An error page displays to visitors when they try to access a web page that has a problem. Each type of problem has its own status code. For example,
404 is the code for “Not Found” and shows when the webserver can’t find the page requested.
By default, cPanel creates error pages for the most common errors for any domains on the account. These include:
- 400 – Bad Request – The server cannot handle the visitor’s request because it is corrupt or unable to understand it. 401 – Unauthorized – This status code means that the user cannot access the page without completing the authentication process. Typically this page is displayed to visitors who cannot complete the Password Protection of a web directory.
- 403 – Forbidden – Access to the requested web page by the visitor is forbidden. This can be caused by file or folder permissions or specific rules set in the .htaccess file. For example, “deny from IP address”.
- 404 – Not Found – The requested page cannot be found. A typical reason for this error code is a non-existent page or improperly rewritten(Mod Rewrite) – request.
- 500 – Internal Server Error – Something with the communication between your website and the Web Server went wrong. Typically this can be caused by – **incorrect permissions set for the files and folders of your website or if the website is producing some error when the Web Server is executing the website’s code.

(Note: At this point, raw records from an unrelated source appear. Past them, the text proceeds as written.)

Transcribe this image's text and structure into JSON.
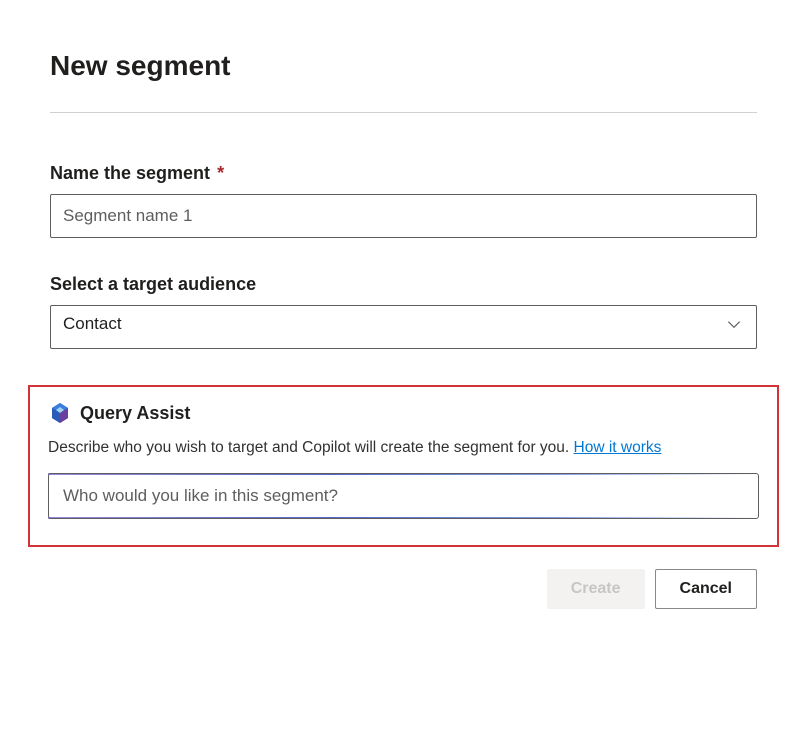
{
  "page": {
    "title": "New segment"
  },
  "fields": {
    "name": {
      "label": "Name the segment",
      "required_marker": "*",
      "value": "Segment name 1"
    },
    "audience": {
      "label": "Select a target audience",
      "selected": "Contact"
    }
  },
  "query_assist": {
    "title": "Query Assist",
    "description": "Describe who you wish to target and Copilot will create the segment for you.",
    "link_text": "How it works",
    "placeholder": "Who would you like in this segment?"
  },
  "buttons": {
    "create": "Create",
    "cancel": "Cancel"
  }
}
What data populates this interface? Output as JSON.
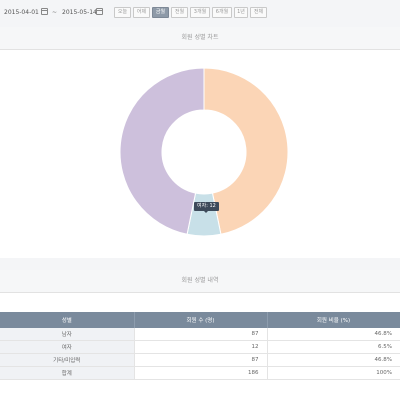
{
  "toolbar": {
    "start_date": "2015-04-01",
    "end_date": "2015-05-14",
    "separator": "~",
    "periods": [
      "오늘",
      "어제",
      "금월",
      "전월",
      "3개월",
      "6개월",
      "1년",
      "전체"
    ],
    "active_period": "금월"
  },
  "chart_panel": {
    "title": "회원 성별 차트"
  },
  "chart_data": {
    "type": "pie",
    "categories": [
      "남자",
      "여자",
      "기타/미입력"
    ],
    "values": [
      87,
      12,
      87
    ],
    "colors": [
      "#fbd5b6",
      "#c8e0e8",
      "#cdc0dc"
    ],
    "tooltip": "여자: 12"
  },
  "table_panel": {
    "title": "회원 성별 내역"
  },
  "table": {
    "headers": [
      "성별",
      "회원 수 (명)",
      "회원 비율 (%)"
    ],
    "rows": [
      [
        "남자",
        "87",
        "46.8%"
      ],
      [
        "여자",
        "12",
        "6.5%"
      ],
      [
        "기타/미입력",
        "87",
        "46.8%"
      ],
      [
        "합계",
        "186",
        "100%"
      ]
    ]
  }
}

This tutorial will show you how to edit the most common error pages or create new ones for any error type.
How to Customize Error Pages in cPanel
Customizing your cPanel Error pages is relatively simple. You can take advantage of the error page builder to insert snippets, such as Referring URL, Visitors IP, Server name, Browser, and more.
You can add or customize pages for any error code beginning with 4 or 5.
Under the Advanced Panel, click the Error Pages icon.
Select Domain to Manage Error Pages
You will need to choose the domain to manage the error pages by selecting it in the dropdown box under “Step 1 – Select Domain to Manage Error Pages”.
Choose Error Page to Edit
The next step is to click one of the error pages to edit. There are two tabs containing links to the pages:
- Edit Common Error Codes
- Show All HTTP Error Status Codes
For most webmasters, Error Pages for the common error codes should be sufficient. However, you may want to consider creating pages for the following codes:
502 - Bad gateway
503 - Service unavailable
504 - Gateway timeout
In this example, let’s alter the
404 - Not found error page. To do this, click on the relevant link under the “Edit Common Error Codes” tab.
The default error pages use code in the following format:
<!--#set var="code" value="404" --> <!--#set var="reason" value="Not Found" --> <!--#set var="msg" value="The server cannot find the requested page:" --> <!--#include virtual="cp_errordocument.shtml" -->
This injects variables or “Tags” for the error code, reason, and a message into a default template. This can be found at
You can alter or delete this code \ template. At the top of the page, you can click several variables to insert information about the error into your page, including:
Visitor's IP address
Redirect Status Code
You can use these, along with any custom HTML, to create a more informative error page.
For example, on
404 pages, you may wish to include links to other parts of your site or even a link to your search page. See the FAQs below for best practices on customizing your